== Page and application data records ==
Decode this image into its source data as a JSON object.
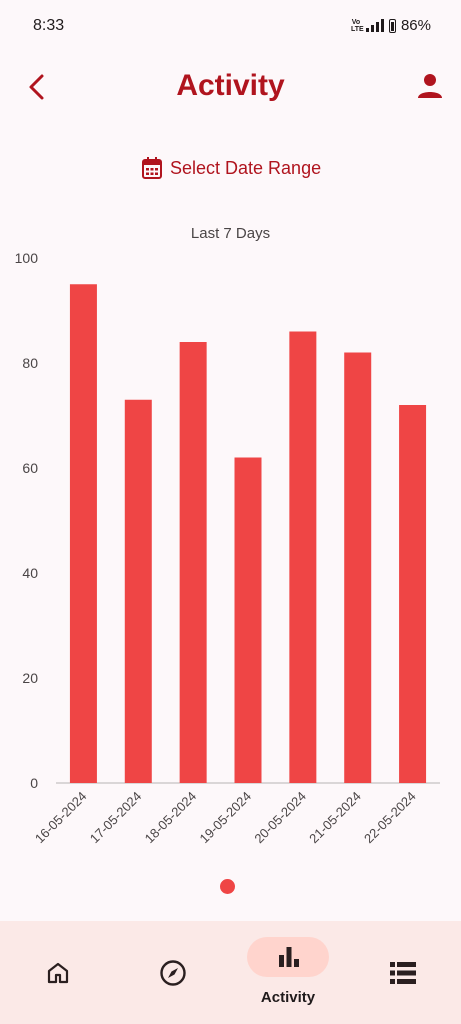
{
  "status_bar": {
    "time": "8:33",
    "network": "Vo LTE",
    "battery": "86%"
  },
  "header": {
    "title": "Activity"
  },
  "date_range": {
    "label": "Select Date Range"
  },
  "chart_data": {
    "type": "bar",
    "title": "Last 7 Days",
    "categories": [
      "16-05-2024",
      "17-05-2024",
      "18-05-2024",
      "19-05-2024",
      "20-05-2024",
      "21-05-2024",
      "22-05-2024"
    ],
    "values": [
      95,
      73,
      84,
      62,
      86,
      82,
      72
    ],
    "ylim": [
      0,
      100
    ],
    "yticks": [
      0,
      20,
      40,
      60,
      80,
      100
    ],
    "xlabel": "",
    "ylabel": "",
    "grid": false,
    "bar_color": "#ef4545"
  },
  "pager": {
    "count": 1,
    "active": 0
  },
  "bottom_nav": {
    "items": [
      {
        "icon": "home-icon"
      },
      {
        "icon": "compass-icon"
      },
      {
        "icon": "bar-chart-icon",
        "label": "Activity",
        "active": true
      },
      {
        "icon": "list-icon"
      }
    ]
  },
  "colors": {
    "primary": "#b0141e",
    "bar": "#ef4545",
    "nav_bg": "#fbe9e7",
    "nav_active": "#ffd4cd",
    "background": "#fdf8fa"
  }
}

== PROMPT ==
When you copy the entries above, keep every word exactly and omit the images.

== EXPECTED ANSWER ==
Decode this image into its source data as a JSON object.
{
  "status_bar": {
    "time": "8:33",
    "network": "Vo LTE",
    "battery": "86%"
  },
  "header": {
    "title": "Activity"
  },
  "date_range": {
    "label": "Select Date Range"
  },
  "chart_data": {
    "type": "bar",
    "title": "Last 7 Days",
    "categories": [
      "16-05-2024",
      "17-05-2024",
      "18-05-2024",
      "19-05-2024",
      "20-05-2024",
      "21-05-2024",
      "22-05-2024"
    ],
    "values": [
      95,
      73,
      84,
      62,
      86,
      82,
      72
    ],
    "ylim": [
      0,
      100
    ],
    "yticks": [
      0,
      20,
      40,
      60,
      80,
      100
    ],
    "xlabel": "",
    "ylabel": "",
    "grid": false,
    "bar_color": "#ef4545"
  },
  "pager": {
    "count": 1,
    "active": 0
  },
  "bottom_nav": {
    "items": [
      {
        "icon": "home-icon"
      },
      {
        "icon": "compass-icon"
      },
      {
        "icon": "bar-chart-icon",
        "label": "Activity",
        "active": true
      },
      {
        "icon": "list-icon"
      }
    ]
  },
  "colors": {
    "primary": "#b0141e",
    "bar": "#ef4545",
    "nav_bg": "#fbe9e7",
    "nav_active": "#ffd4cd",
    "background": "#fdf8fa"
  }
}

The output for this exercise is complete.